Records drawn from a dataset
▶

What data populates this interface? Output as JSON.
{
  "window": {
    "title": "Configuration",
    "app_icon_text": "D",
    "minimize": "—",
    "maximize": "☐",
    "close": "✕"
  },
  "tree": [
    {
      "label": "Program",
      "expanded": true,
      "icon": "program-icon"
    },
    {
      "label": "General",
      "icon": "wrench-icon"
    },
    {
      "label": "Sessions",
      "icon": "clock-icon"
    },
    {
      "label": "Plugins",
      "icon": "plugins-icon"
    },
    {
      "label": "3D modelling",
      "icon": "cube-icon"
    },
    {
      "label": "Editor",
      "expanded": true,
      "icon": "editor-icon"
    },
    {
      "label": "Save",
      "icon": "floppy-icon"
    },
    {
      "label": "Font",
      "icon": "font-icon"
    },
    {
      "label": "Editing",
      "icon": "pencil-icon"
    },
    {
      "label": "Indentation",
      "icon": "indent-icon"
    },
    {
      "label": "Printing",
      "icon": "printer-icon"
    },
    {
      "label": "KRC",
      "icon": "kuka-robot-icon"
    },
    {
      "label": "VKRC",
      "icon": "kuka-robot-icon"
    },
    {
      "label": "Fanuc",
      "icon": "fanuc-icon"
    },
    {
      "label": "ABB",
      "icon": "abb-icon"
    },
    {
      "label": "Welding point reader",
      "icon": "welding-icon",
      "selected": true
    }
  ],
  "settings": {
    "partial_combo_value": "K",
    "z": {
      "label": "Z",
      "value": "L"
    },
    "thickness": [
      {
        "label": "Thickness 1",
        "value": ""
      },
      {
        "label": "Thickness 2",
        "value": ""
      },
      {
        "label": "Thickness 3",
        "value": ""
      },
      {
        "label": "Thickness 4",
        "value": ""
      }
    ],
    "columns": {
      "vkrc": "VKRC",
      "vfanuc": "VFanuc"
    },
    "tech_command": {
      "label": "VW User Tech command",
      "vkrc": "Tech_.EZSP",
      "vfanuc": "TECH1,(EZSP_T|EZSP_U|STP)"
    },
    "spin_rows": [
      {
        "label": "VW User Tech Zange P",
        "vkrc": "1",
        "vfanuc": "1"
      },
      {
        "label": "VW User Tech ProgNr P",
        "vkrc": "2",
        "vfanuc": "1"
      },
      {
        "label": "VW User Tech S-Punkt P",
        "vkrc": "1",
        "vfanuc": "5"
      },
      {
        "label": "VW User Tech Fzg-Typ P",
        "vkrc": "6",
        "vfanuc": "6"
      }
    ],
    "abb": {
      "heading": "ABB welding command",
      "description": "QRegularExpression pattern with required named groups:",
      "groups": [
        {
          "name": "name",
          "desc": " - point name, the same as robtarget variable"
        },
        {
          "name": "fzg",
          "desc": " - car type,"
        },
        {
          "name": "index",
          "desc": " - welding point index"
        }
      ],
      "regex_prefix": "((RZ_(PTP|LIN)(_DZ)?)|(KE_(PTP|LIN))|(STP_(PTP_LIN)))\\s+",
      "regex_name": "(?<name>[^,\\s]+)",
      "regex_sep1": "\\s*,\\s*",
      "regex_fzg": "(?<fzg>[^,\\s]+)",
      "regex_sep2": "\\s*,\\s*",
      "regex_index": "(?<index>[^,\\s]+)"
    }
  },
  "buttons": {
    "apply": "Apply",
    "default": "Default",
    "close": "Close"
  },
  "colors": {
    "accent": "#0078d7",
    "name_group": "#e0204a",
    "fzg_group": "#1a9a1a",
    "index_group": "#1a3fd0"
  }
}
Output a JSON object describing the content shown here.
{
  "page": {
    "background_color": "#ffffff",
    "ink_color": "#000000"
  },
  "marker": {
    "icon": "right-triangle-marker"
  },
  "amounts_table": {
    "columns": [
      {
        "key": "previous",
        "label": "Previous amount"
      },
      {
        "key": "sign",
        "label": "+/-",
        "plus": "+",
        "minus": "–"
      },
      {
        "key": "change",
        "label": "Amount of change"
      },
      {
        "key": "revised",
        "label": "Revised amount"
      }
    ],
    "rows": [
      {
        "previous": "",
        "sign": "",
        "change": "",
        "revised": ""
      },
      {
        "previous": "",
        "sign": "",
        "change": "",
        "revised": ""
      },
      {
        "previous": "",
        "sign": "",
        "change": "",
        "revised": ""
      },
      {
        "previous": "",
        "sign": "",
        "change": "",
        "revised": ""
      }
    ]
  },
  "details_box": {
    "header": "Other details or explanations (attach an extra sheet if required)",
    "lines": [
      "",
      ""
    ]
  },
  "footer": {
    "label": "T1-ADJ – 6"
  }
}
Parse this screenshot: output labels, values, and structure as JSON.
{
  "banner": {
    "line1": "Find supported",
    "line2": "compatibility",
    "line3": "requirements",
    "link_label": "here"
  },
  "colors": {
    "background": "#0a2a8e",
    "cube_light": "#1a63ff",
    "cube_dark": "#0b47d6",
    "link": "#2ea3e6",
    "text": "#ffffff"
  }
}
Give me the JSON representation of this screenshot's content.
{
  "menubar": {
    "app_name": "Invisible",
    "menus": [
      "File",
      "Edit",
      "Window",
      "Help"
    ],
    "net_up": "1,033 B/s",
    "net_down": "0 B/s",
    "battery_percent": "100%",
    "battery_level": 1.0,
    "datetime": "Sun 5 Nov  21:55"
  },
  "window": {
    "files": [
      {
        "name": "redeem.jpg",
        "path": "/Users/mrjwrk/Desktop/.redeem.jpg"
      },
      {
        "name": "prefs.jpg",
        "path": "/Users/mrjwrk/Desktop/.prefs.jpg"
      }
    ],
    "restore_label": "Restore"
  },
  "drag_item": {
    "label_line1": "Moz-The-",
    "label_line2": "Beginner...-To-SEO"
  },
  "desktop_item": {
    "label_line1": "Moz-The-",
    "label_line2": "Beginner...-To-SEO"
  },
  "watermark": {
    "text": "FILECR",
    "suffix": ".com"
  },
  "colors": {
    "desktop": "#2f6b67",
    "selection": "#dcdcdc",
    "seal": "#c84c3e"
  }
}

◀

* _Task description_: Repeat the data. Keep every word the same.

* _Result for this task_:
What data populates this interface? Output as JSON.
{
  "window": {
    "title": "Configuration",
    "app_icon_text": "D",
    "minimize": "—",
    "maximize": "☐",
    "close": "✕"
  },
  "tree": [
    {
      "label": "Program",
      "expanded": true,
      "icon": "program-icon"
    },
    {
      "label": "General",
      "icon": "wrench-icon"
    },
    {
      "label": "Sessions",
      "icon": "clock-icon"
    },
    {
      "label": "Plugins",
      "icon": "plugins-icon"
    },
    {
      "label": "3D modelling",
      "icon": "cube-icon"
    },
    {
      "label": "Editor",
      "expanded": true,
      "icon": "editor-icon"
    },
    {
      "label": "Save",
      "icon": "floppy-icon"
    },
    {
      "label": "Font",
      "icon": "font-icon"
    },
    {
      "label": "Editing",
      "icon": "pencil-icon"
    },
    {
      "label": "Indentation",
      "icon": "indent-icon"
    },
    {
      "label": "Printing",
      "icon": "printer-icon"
    },
    {
      "label": "KRC",
      "icon": "kuka-robot-icon"
    },
    {
      "label": "VKRC",
      "icon": "kuka-robot-icon"
    },
    {
      "label": "Fanuc",
      "icon": "fanuc-icon"
    },
    {
      "label": "ABB",
      "icon": "abb-icon"
    },
    {
      "label": "Welding point reader",
      "icon": "welding-icon",
      "selected": true
    }
  ],
  "settings": {
    "partial_combo_value": "K",
    "z": {
      "label": "Z",
      "value": "L"
    },
    "thickness": [
      {
        "label": "Thickness 1",
        "value": ""
      },
      {
        "label": "Thickness 2",
        "value": ""
      },
      {
        "label": "Thickness 3",
        "value": ""
      },
      {
        "label": "Thickness 4",
        "value": ""
      }
    ],
    "columns": {
      "vkrc": "VKRC",
      "vfanuc": "VFanuc"
    },
    "tech_command": {
      "label": "VW User Tech command",
      "vkrc": "Tech_.EZSP",
      "vfanuc": "TECH1,(EZSP_T|EZSP_U|STP)"
    },
    "spin_rows": [
      {
        "label": "VW User Tech Zange P",
        "vkrc": "1",
        "vfanuc": "1"
      },
      {
        "label": "VW User Tech ProgNr P",
        "vkrc": "2",
        "vfanuc": "1"
      },
      {
        "label": "VW User Tech S-Punkt P",
        "vkrc": "1",
        "vfanuc": "5"
      },
      {
        "label": "VW User Tech Fzg-Typ P",
        "vkrc": "6",
        "vfanuc": "6"
      }
    ],
    "abb": {
      "heading": "ABB welding command",
      "description": "QRegularExpression pattern with required named groups:",
      "groups": [
        {
          "name": "name",
          "desc": " - point name, the same as robtarget variable"
        },
        {
          "name": "fzg",
          "desc": " - car type,"
        },
        {
          "name": "index",
          "desc": " - welding point index"
        }
      ],
      "regex_prefix": "((RZ_(PTP|LIN)(_DZ)?)|(KE_(PTP|LIN))|(STP_(PTP_LIN)))\\s+",
      "regex_name": "(?<name>[^,\\s]+)",
      "regex_sep1": "\\s*,\\s*",
      "regex_fzg": "(?<fzg>[^,\\s]+)",
      "regex_sep2": "\\s*,\\s*",
      "regex_index": "(?<index>[^,\\s]+)"
    }
  },
  "buttons": {
    "apply": "Apply",
    "default": "Default",
    "close": "Close"
  },
  "colors": {
    "accent": "#0078d7",
    "name_group": "#e0204a",
    "fzg_group": "#1a9a1a",
    "index_group": "#1a3fd0"
  }
}
Output a JSON object describing the content shown here.
{
  "page": {
    "background_color": "#ffffff",
    "ink_color": "#000000"
  },
  "marker": {
    "icon": "right-triangle-marker"
  },
  "amounts_table": {
    "columns": [
      {
        "key": "previous",
        "label": "Previous amount"
      },
      {
        "key": "sign",
        "label": "+/-",
        "plus": "+",
        "minus": "–"
      },
      {
        "key": "change",
        "label": "Amount of change"
      },
      {
        "key": "revised",
        "label": "Revised amount"
      }
    ],
    "rows": [
      {
        "previous": "",
        "sign": "",
        "change": "",
        "revised": ""
      },
      {
        "previous": "",
        "sign": "",
        "change": "",
        "revised": ""
      },
      {
        "previous": "",
        "sign": "",
        "change": "",
        "revised": ""
      },
      {
        "previous": "",
        "sign": "",
        "change": "",
        "revised": ""
      }
    ]
  },
  "details_box": {
    "header": "Other details or explanations (attach an extra sheet if required)",
    "lines": [
      "",
      ""
    ]
  },
  "footer": {
    "label": "T1-ADJ – 6"
  }
}
Parse this screenshot: output labels, values, and structure as JSON.
{
  "banner": {
    "line1": "Find supported",
    "line2": "compatibility",
    "line3": "requirements",
    "link_label": "here"
  },
  "colors": {
    "background": "#0a2a8e",
    "cube_light": "#1a63ff",
    "cube_dark": "#0b47d6",
    "link": "#2ea3e6",
    "text": "#ffffff"
  }
}
Give me the JSON representation of this screenshot's content.
{
  "menubar": {
    "app_name": "Invisible",
    "menus": [
      "File",
      "Edit",
      "Window",
      "Help"
    ],
    "net_up": "1,033 B/s",
    "net_down": "0 B/s",
    "battery_percent": "100%",
    "battery_level": 1.0,
    "datetime": "Sun 5 Nov  21:55"
  },
  "window": {
    "files": [
      {
        "name": "redeem.jpg",
        "path": "/Users/mrjwrk/Desktop/.redeem.jpg"
      },
      {
        "name": "prefs.jpg",
        "path": "/Users/mrjwrk/Desktop/.prefs.jpg"
      }
    ],
    "restore_label": "Restore"
  },
  "drag_item": {
    "label_line1": "Moz-The-",
    "label_line2": "Beginner...-To-SEO"
  },
  "desktop_item": {
    "label_line1": "Moz-The-",
    "label_line2": "Beginner...-To-SEO"
  },
  "watermark": {
    "text": "FILECR",
    "suffix": ".com"
  },
  "colors": {
    "desktop": "#2f6b67",
    "selection": "#dcdcdc",
    "seal": "#c84c3e"
  }
}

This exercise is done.